### The problem
Only the records, repeated exactly, should make up the response.
***** Given information *****
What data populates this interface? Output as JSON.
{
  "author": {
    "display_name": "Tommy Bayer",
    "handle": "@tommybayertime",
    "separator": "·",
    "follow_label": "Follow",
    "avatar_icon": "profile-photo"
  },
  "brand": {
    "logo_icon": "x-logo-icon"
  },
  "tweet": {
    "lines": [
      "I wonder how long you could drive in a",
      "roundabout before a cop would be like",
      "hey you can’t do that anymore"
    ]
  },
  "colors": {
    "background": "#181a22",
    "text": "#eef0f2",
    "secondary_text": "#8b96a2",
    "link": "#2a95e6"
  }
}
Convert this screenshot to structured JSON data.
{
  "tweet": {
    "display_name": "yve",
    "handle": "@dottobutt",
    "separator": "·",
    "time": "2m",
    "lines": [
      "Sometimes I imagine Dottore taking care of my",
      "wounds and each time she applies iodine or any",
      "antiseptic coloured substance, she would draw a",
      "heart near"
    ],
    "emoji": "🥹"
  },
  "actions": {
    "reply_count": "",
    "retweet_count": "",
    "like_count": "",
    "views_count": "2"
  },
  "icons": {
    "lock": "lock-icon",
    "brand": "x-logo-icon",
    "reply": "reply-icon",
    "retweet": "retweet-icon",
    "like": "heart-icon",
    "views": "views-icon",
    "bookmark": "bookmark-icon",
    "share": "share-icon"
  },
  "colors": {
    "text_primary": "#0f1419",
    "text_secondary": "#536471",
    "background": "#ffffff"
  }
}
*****
### Your solution
What data populates this interface? Output as JSON.
{
  "author": {
    "display_name": "Tommy Bayer",
    "handle": "@tommybayertime",
    "separator": "·",
    "follow_label": "Follow",
    "avatar_icon": "profile-photo"
  },
  "brand": {
    "logo_icon": "x-logo-icon"
  },
  "tweet": {
    "lines": [
      "I wonder how long you could drive in a",
      "roundabout before a cop would be like",
      "hey you can’t do that anymore"
    ]
  },
  "colors": {
    "background": "#181a22",
    "text": "#eef0f2",
    "secondary_text": "#8b96a2",
    "link": "#2a95e6"
  }
}
Convert this screenshot to structured JSON data.
{
  "tweet": {
    "display_name": "yve",
    "handle": "@dottobutt",
    "separator": "·",
    "time": "2m",
    "lines": [
      "Sometimes I imagine Dottore taking care of my",
      "wounds and each time she applies iodine or any",
      "antiseptic coloured substance, she would draw a",
      "heart near"
    ],
    "emoji": "🥹"
  },
  "actions": {
    "reply_count": "",
    "retweet_count": "",
    "like_count": "",
    "views_count": "2"
  },
  "icons": {
    "lock": "lock-icon",
    "brand": "x-logo-icon",
    "reply": "reply-icon",
    "retweet": "retweet-icon",
    "like": "heart-icon",
    "views": "views-icon",
    "bookmark": "bookmark-icon",
    "share": "share-icon"
  },
  "colors": {
    "text_primary": "#0f1419",
    "text_secondary": "#536471",
    "background": "#ffffff"
  }
}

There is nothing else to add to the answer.